Just a few weeks earlier a UK construction worker was crushed underneath concrete after a partial wall and roof collapsed during demolition work on a site. He was pronounced dead on the scene.

Sadly, this kind of day is often the rule rather than the exception in the construction industry, both in the U.S. and around the world, with workers routinely suffering fatal and life-altering injuries while working to build the … Read more...

Efficient Compliance Training: Navigating Laws and Regulations Seamlessly with Online Learning Tools

Compliance training online

Effective compliance training is not merely a regulatory requirement but a strategic investment in the well-being of employees and the success of the organization as a whole. By providing comprehensive and engaging compliance training, companies can significantly reduce the occurrence of workplace incidents, accidents and injuries.

When workers are properly trained in safety protocols, they are better equipped to identify and mitigate potential hazards in their work environments. This proactive approach not only minimizes the risk of accidents but also fosters a culture of safety where workers are actively engaged in maintaining a safe workplace.

Furthermore, effective compliance training has a direct impact on productivity. When employees feel confident in their ability to perform tasks safely, they can focus more on their work and are less likely to be distracted by safety concerns. This leads to increased efficiency, higher job satisfaction and ultimately, greater productivity for the organization.

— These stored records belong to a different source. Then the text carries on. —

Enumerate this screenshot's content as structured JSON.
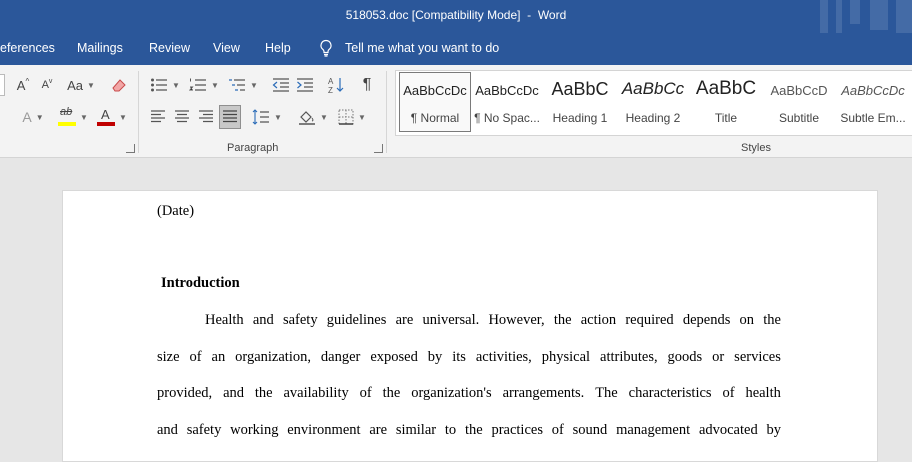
{
  "window": {
    "title": "518053.doc [Compatibility Mode]  -  Word"
  },
  "menu": {
    "tabs": [
      "eferences",
      "Mailings",
      "Review",
      "View",
      "Help"
    ],
    "tell_me": "Tell me what you want to do"
  },
  "ribbon": {
    "font_group": {
      "grow_font": "A",
      "shrink_font": "A",
      "change_case": "Aa",
      "font_color_letter": "A",
      "highlight_text": "ab",
      "text_effects": "A"
    },
    "paragraph_group": {
      "label": "Paragraph"
    },
    "styles_group": {
      "label": "Styles",
      "items": [
        {
          "preview": "AaBbCcDc",
          "name": "¶ Normal"
        },
        {
          "preview": "AaBbCcDc",
          "name": "¶ No Spac..."
        },
        {
          "preview": "AaBbC",
          "name": "Heading 1"
        },
        {
          "preview": "AaBbCc",
          "name": "Heading 2"
        },
        {
          "preview": "AaBbC",
          "name": "Title"
        },
        {
          "preview": "AaBbCcD",
          "name": "Subtitle"
        },
        {
          "preview": "AaBbCcDc",
          "name": "Subtle Em..."
        }
      ]
    },
    "colors": {
      "highlight": "#ffff00",
      "font_color": "#c00000",
      "title_bar": "#2b579a"
    }
  },
  "document": {
    "date_line": "(Date)",
    "heading": "Introduction",
    "para_lines": [
      "Health and safety guidelines are universal. However, the action required depends on the",
      "size of an organization, danger exposed by its activities, physical attributes, goods or services",
      "provided, and the availability of the organization's arrangements. The characteristics of health",
      "and safety working environment are similar to the practices of sound management advocated by"
    ]
  }
}
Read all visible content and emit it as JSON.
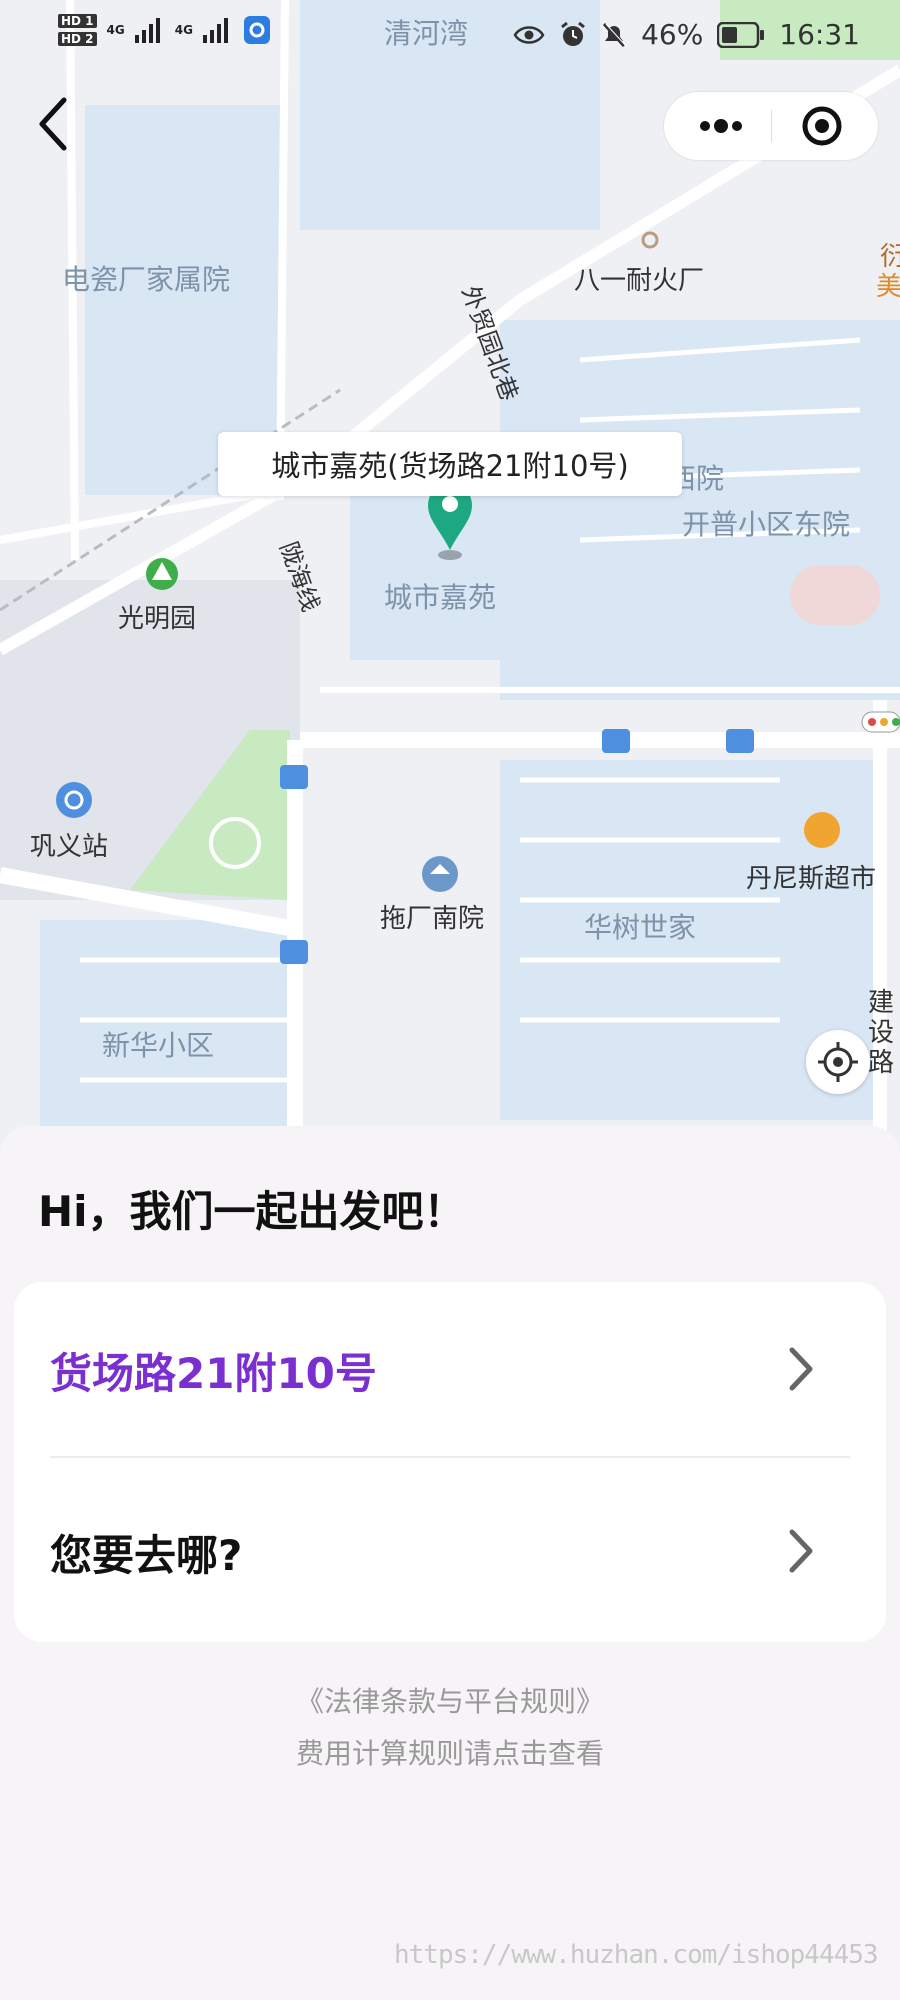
{
  "status_bar": {
    "hd1": "HD 1",
    "hd2": "HD 2",
    "net1": "4G",
    "net2": "4G",
    "battery_percent": "46%",
    "time": "16:31"
  },
  "map": {
    "place_labels": [
      "清河湾",
      "电瓷厂家属院",
      "八一耐火厂",
      "外贸园北巷",
      "开普小区东院",
      "城市嘉苑",
      "陇海线",
      "光明园",
      "巩义站",
      "拖厂南院",
      "华树世家",
      "丹尼斯超市",
      "新华小区",
      "建设路",
      "西院",
      "衍",
      "美"
    ],
    "callout": "城市嘉苑(货场路21附10号)",
    "colors": {
      "marker": "#1ea882",
      "block": "#d9e6f4",
      "green": "#c8eac0",
      "road": "#ffffff"
    }
  },
  "panel": {
    "greeting": "Hi，我们一起出发吧！",
    "origin": "货场路21附10号",
    "destination": "您要去哪?",
    "origin_color": "#7b2fd0",
    "legal_link": "《法律条款与平台规则》",
    "fee_link": "费用计算规则请点击查看"
  },
  "watermark": "https://www.huzhan.com/ishop44453"
}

Research has … Read more...

Do Your Employees Have a Stake in Health and Safety?

Encouraging employees to be legitimate stakeholders in occupational health and safety is really a matter of listening, being open to and dealing with employees as equal partners in developing and implementing programs.

The greatest error in trying to create a safety culture is leaving everything in the hands of health and safety professionals, says Intelex Vice President and Global Practice Leader for Safety and Health Scott Gaddis. If you want to limit loss and drive performance, the entire workforce needs to be involved.

Employees as stakeholders of occupational health and safety should be tasked to step into safety leadership roles and responsibilities throughout an organization. It’s an approach Gaddis took earlier in his career while working as the global safety and health leader at Kimberley-Clark.

Relationship Building Is Key

As a “staff of one,” Gaddis says he was only going to be as good as his ability to build … Read more...

Protecting Your Most Valuable Asset: Best Practices for Reducing Worker Injuries and Illnesses

Training is one thing employers can do to protect their most valuable asset – their workers – and ensure these individuals return home every day just as healthy as when they arrived.

When researchers in Ireland set out to document the experiences of workers across a variety of industries who had suffered on-the-job injuries, they ended up with 20 different stories. Their final report included first-person descriptions of what happened before, during, and after their subjects’ individual incidents.

Each is a fascinating case study of not only their personal traumas, but also the overall financial toll the incidents took on themselves and their employers.

One manufacturing plant worker, for instance, was clearing a blockage in a machine when another employee switched it on, causing two large blades to activate. The affected worker, Hugh O’Carroll, lost the tops of his index and middle finger on his left hand as a result.… Read more...